- Your task:
Scan the records that follow, and whenever a line has the word "emoji", copy it.

↓

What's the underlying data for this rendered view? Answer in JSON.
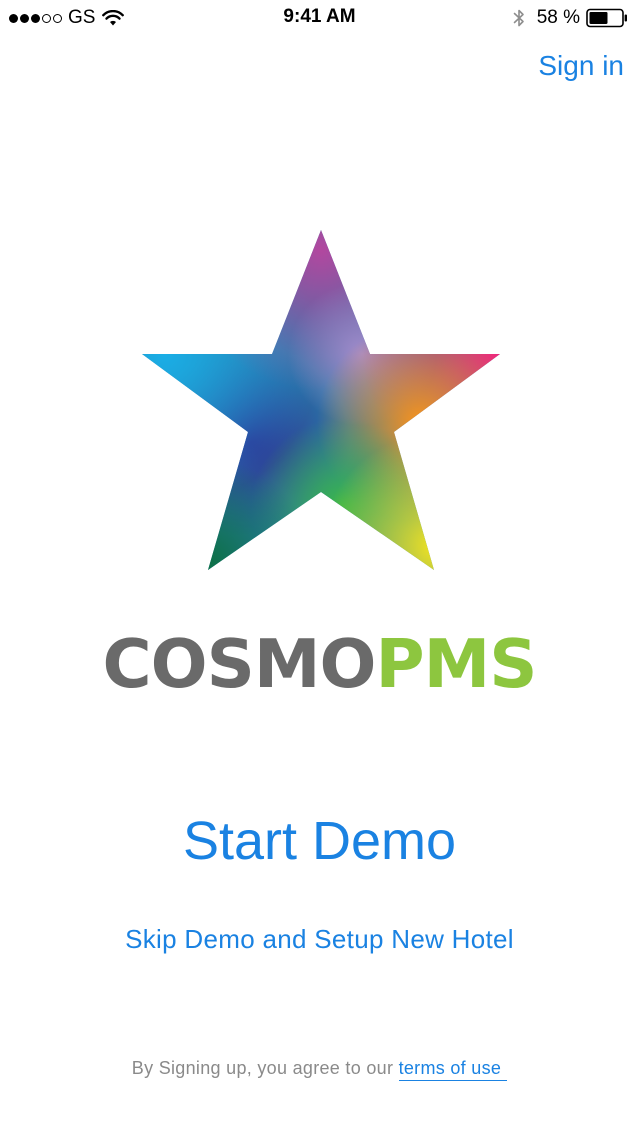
{
  "status_bar": {
    "signal_bars_filled": 3,
    "signal_bars_total": 5,
    "carrier": "GS",
    "time": "9:41 AM",
    "battery_percent_text": "58 %",
    "battery_level": 0.58,
    "icons": [
      "wifi-icon",
      "bluetooth-icon",
      "battery-icon"
    ]
  },
  "header": {
    "sign_in_label": "Sign in"
  },
  "logo": {
    "word_gray": "COSMO",
    "word_green": "PMS",
    "colors": {
      "gray": "#6a6a6a",
      "green": "#8dc63f",
      "star_gradient": [
        "#1fb0e8",
        "#b24aa8",
        "#ee2a7b",
        "#f7941d",
        "#f5e61c",
        "#3ab54a",
        "#0c7a4a",
        "#2e3192"
      ]
    }
  },
  "actions": {
    "start_demo_label": "Start Demo",
    "skip_demo_label": "Skip Demo and Setup New Hotel"
  },
  "footer": {
    "terms_prefix": "By Signing up, you agree to our",
    "terms_link_label": "terms of use"
  },
  "theme": {
    "accent": "#1a82e2",
    "background": "#ffffff",
    "muted_text": "#8a8a8a"
  }
}
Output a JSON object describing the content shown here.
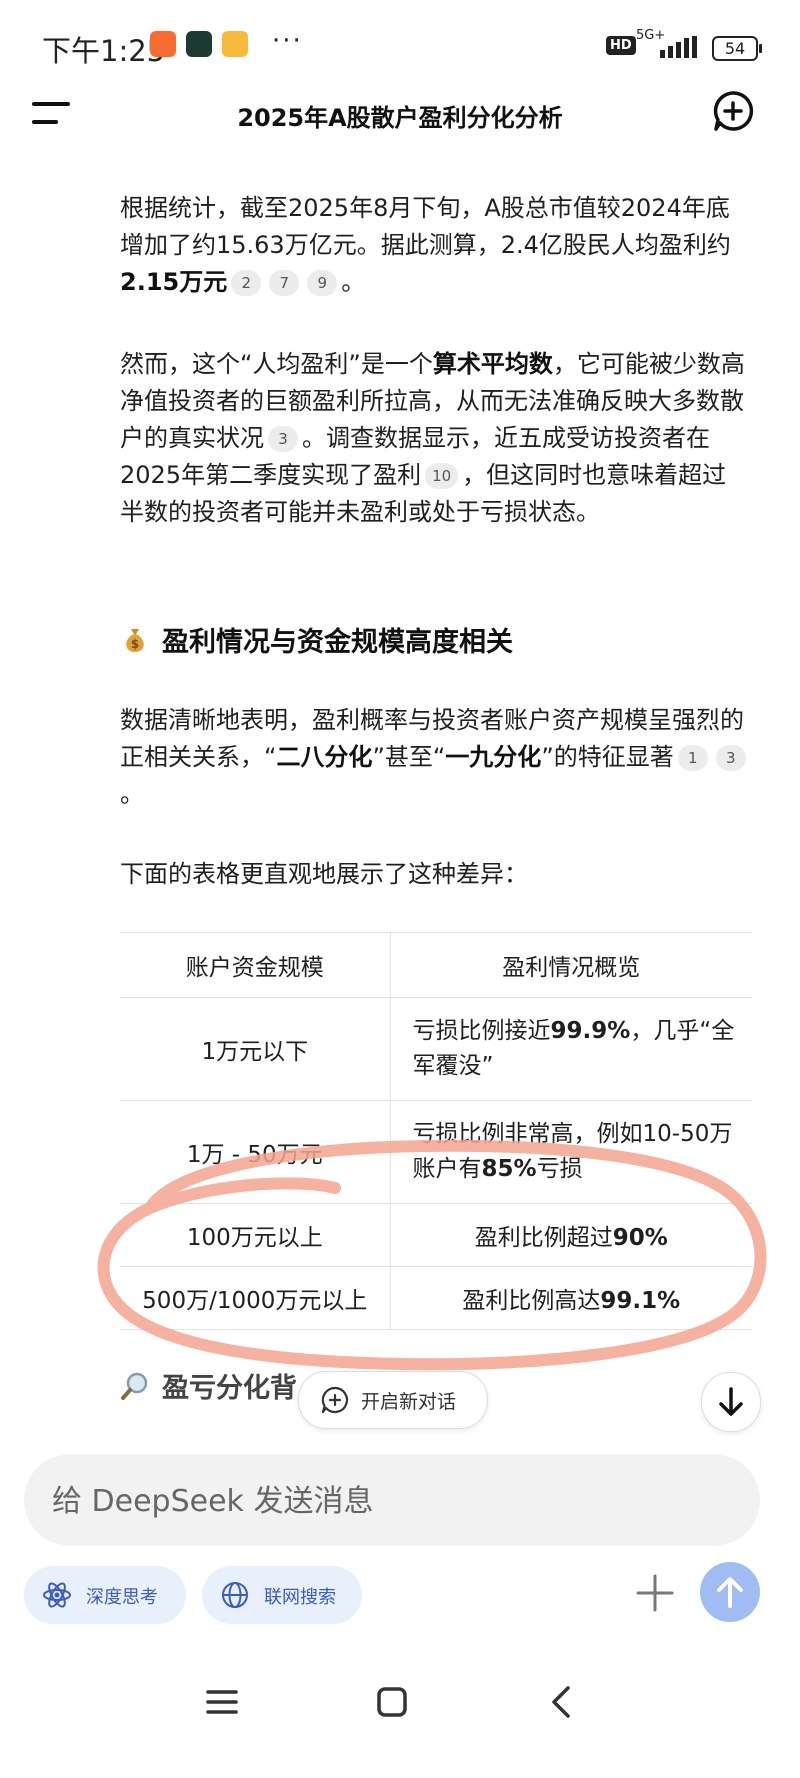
{
  "status_bar": {
    "time": "下午1:25",
    "hd": "HD",
    "network": "5G+",
    "battery": "54",
    "more": "···"
  },
  "header": {
    "title": "2025年A股散户盈利分化分析"
  },
  "paragraphs": {
    "p1": {
      "text1": "根据统计，截至2025年8月下旬，A股总市值较2024年底增加了约15.63万亿元。据此测算，2.4亿股民人均盈利约",
      "bold1": "2.15万元",
      "cites": [
        "2",
        "7",
        "9"
      ],
      "end": "。"
    },
    "p2": {
      "text1": "然而，这个“人均盈利”是一个",
      "bold1": "算术平均数",
      "text2": "，它可能被少数高净值投资者的巨额盈利所拉高，从而无法准确反映大多数散户的真实状况",
      "cite1": "3",
      "text3": "。调查数据显示，近五成受访投资者在2025年第二季度实现了盈利",
      "cite2": "10",
      "text4": "，但这同时也意味着超过半数的投资者可能并未盈利或处于亏损状态。"
    },
    "p4": {
      "text1": "数据清晰地表明，盈利概率与投资者账户资产规模呈强烈的正相关关系，“",
      "bold1": "二八分化",
      "text2": "”甚至“",
      "bold2": "一九分化",
      "text3": "”的特征显著",
      "cites": [
        "1",
        "3"
      ],
      "end": "。"
    },
    "p5": {
      "text": "下面的表格更直观地展示了这种差异："
    }
  },
  "section_heading": {
    "text": "盈利情况与资金规模高度相关"
  },
  "table": {
    "headers": [
      "账户资金规模",
      "盈利情况概览"
    ],
    "rows": [
      {
        "scale": "1万元以下",
        "pre": "亏损比例接近",
        "bold": "99.9%",
        "post": "，几乎“全军覆没”"
      },
      {
        "scale": "1万 - 50万元",
        "pre": "亏损比例非常高，例如10-50万账户有",
        "bold": "85%",
        "post": "亏损"
      },
      {
        "scale": "100万元以上",
        "pre": "盈利比例超过",
        "bold": "90%",
        "post": ""
      },
      {
        "scale": "500万/1000万元以上",
        "pre": "盈利比例高达",
        "bold": "99.1%",
        "post": ""
      }
    ]
  },
  "next_heading": {
    "text": "盈亏分化背"
  },
  "floating": {
    "new_conversation": "开启新对话"
  },
  "composer": {
    "placeholder": "给 DeepSeek 发送消息",
    "deep_think": "深度思考",
    "web_search": "联网搜索"
  },
  "colors": {
    "accent": "#3b5bbf",
    "chip_bg": "#e8f0fb",
    "send_btn": "#9fbdf3",
    "highlight_ring": "#f4a58f"
  }
}
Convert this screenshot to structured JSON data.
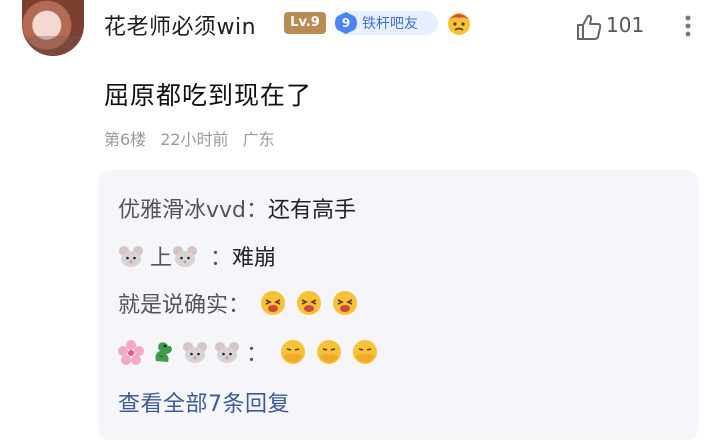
{
  "post": {
    "username": "花老师必须win",
    "level_badge": "Lv.9",
    "fan_badge": {
      "number": "9",
      "label": "铁杆吧友"
    },
    "like_count": "101",
    "content": "屈原都吃到现在了",
    "floor": "第6楼",
    "time": "22小时前",
    "location": "广东"
  },
  "replies": [
    {
      "author": "优雅滑冰vvd",
      "separator": "：",
      "text": "还有高手"
    },
    {
      "author_text": "上",
      "separator": "：",
      "text": "难崩"
    },
    {
      "author": "就是说确实",
      "separator": "："
    },
    {
      "separator": "："
    }
  ],
  "view_all_label": "查看全部7条回复",
  "colors": {
    "accent_link": "#3a5a9b",
    "fan_badge_blue": "#4a83f2",
    "level_gold": "#b88c54",
    "reply_bg": "#f6f6fa"
  },
  "icons": [
    "thumbs-up-icon",
    "more-dots-icon",
    "mouse-emoji",
    "cherry-blossom-emoji",
    "dragon-emoji",
    "laughing-emoji",
    "facepalm-emoji",
    "worried-emoji"
  ]
}
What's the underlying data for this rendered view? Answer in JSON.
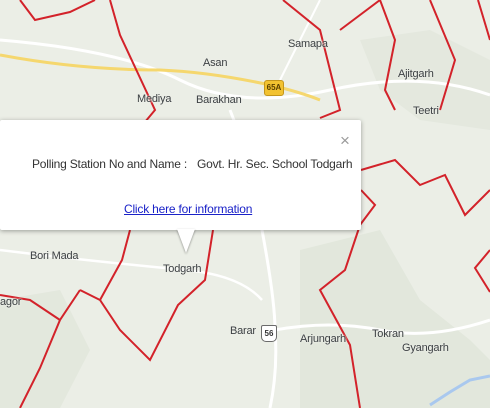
{
  "map": {
    "base_color": "#ebeee6",
    "boundary_color": "#d3222a",
    "road_color": "#ffffff",
    "highway_color": "#f5d76e",
    "places": [
      {
        "id": "asan",
        "name": "Asan"
      },
      {
        "id": "samapa",
        "name": "Samapa"
      },
      {
        "id": "ajitgarh",
        "name": "Ajitgarh"
      },
      {
        "id": "mediya",
        "name": "Mediya"
      },
      {
        "id": "barakhan",
        "name": "Barakhan"
      },
      {
        "id": "teetri",
        "name": "Teetri"
      },
      {
        "id": "bori-mada",
        "name": "Bori Mada"
      },
      {
        "id": "todgarh",
        "name": "Todgarh"
      },
      {
        "id": "agor",
        "name": "agor"
      },
      {
        "id": "barar",
        "name": "Barar"
      },
      {
        "id": "arjungarh",
        "name": "Arjungarh"
      },
      {
        "id": "tokran",
        "name": "Tokran"
      },
      {
        "id": "gyangarh",
        "name": "Gyangarh"
      }
    ],
    "route_shields": [
      {
        "id": "route-65a",
        "label": "65A",
        "color": "#f2c230"
      },
      {
        "id": "route-56",
        "label": "56",
        "color": "#ffffff"
      }
    ]
  },
  "info_window": {
    "close_symbol": "×",
    "label": "Polling Station No and Name :",
    "value": "Govt. Hr. Sec. School Todgarh",
    "link_text": "Click here for information"
  }
}
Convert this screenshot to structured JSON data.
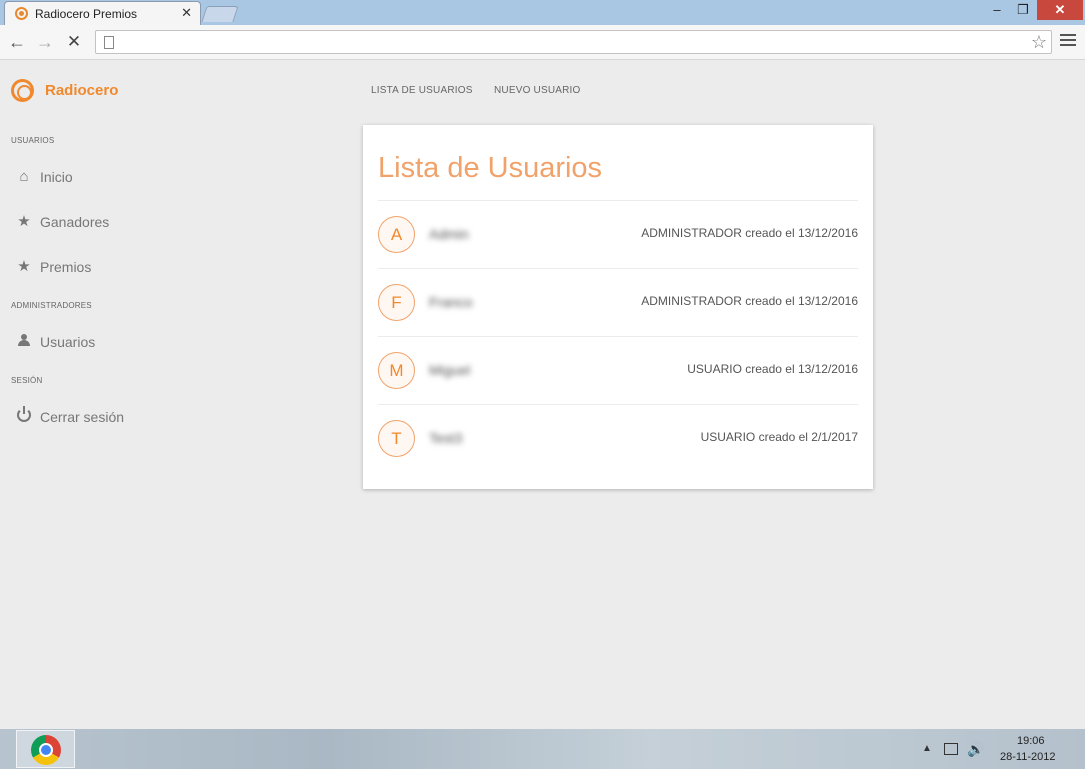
{
  "browser": {
    "tab_title": "Radiocero Premios",
    "tab_close": "✕",
    "star": "☆"
  },
  "window": {
    "min": "–",
    "max": "❐",
    "close": "✕"
  },
  "app": {
    "brand": "Radiocero"
  },
  "topnav": [
    "LISTA DE USUARIOS",
    "NUEVO USUARIO"
  ],
  "sidebar": {
    "sections": {
      "usuarios": "USUARIOS",
      "administradores": "ADMINISTRADORES",
      "sesion": "SESIÓN"
    },
    "items": [
      {
        "label": "Inicio",
        "icon": "home-icon"
      },
      {
        "label": "Ganadores",
        "icon": "star-icon"
      },
      {
        "label": "Premios",
        "icon": "star-icon"
      },
      {
        "label": "Usuarios",
        "icon": "person-icon"
      },
      {
        "label": "Cerrar sesión",
        "icon": "power-icon"
      }
    ]
  },
  "main": {
    "title": "Lista de Usuarios",
    "users": [
      {
        "initial": "A",
        "name": "Admin",
        "meta": "ADMINISTRADOR creado el 13/12/2016"
      },
      {
        "initial": "F",
        "name": "Franco",
        "meta": "ADMINISTRADOR creado el 13/12/2016"
      },
      {
        "initial": "M",
        "name": "Miguel",
        "meta": "USUARIO creado el 13/12/2016"
      },
      {
        "initial": "T",
        "name": "Test3",
        "meta": "USUARIO creado el 2/1/2017"
      }
    ]
  },
  "taskbar": {
    "time": "19:06",
    "date": "28-11-2012"
  },
  "colors": {
    "accent": "#f0892d"
  }
}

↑

- Result of this exercise:
    "mouse-emoji",
    "cherry-blossom-emoji",
    "dragon-emoji",
    "laughing-emoji",
    "facepalm-emoji",
    "worried-emoji"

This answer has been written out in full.